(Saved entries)

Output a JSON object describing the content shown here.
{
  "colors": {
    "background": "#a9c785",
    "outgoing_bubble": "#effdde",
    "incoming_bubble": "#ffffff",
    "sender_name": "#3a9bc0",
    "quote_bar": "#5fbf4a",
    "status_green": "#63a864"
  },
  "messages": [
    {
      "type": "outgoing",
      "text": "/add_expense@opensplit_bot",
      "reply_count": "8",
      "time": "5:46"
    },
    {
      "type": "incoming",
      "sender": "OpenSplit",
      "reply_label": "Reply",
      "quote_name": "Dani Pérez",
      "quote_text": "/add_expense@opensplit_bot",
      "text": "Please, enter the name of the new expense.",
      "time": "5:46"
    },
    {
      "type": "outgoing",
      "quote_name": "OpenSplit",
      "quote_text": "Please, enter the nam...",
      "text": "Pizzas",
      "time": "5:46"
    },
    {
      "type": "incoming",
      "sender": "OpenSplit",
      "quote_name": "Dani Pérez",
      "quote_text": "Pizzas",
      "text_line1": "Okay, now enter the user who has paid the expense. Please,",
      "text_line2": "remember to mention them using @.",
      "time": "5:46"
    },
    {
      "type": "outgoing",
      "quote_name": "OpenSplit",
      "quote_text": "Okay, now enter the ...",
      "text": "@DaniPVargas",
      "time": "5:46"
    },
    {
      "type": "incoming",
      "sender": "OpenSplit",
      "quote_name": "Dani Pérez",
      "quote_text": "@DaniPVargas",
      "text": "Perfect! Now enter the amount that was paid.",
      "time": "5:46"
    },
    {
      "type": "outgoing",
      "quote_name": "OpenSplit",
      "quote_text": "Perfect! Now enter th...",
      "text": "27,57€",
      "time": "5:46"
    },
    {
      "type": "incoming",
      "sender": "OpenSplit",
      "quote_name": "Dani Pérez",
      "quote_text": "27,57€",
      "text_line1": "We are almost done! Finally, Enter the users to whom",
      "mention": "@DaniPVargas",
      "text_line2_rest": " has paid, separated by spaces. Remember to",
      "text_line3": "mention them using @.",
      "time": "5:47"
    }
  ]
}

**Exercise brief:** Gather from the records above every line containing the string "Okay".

**Reply:**
      "text_line1": "Okay, now enter the user who has paid the expense. Please,",
      "quote_text": "Okay, now enter the ...",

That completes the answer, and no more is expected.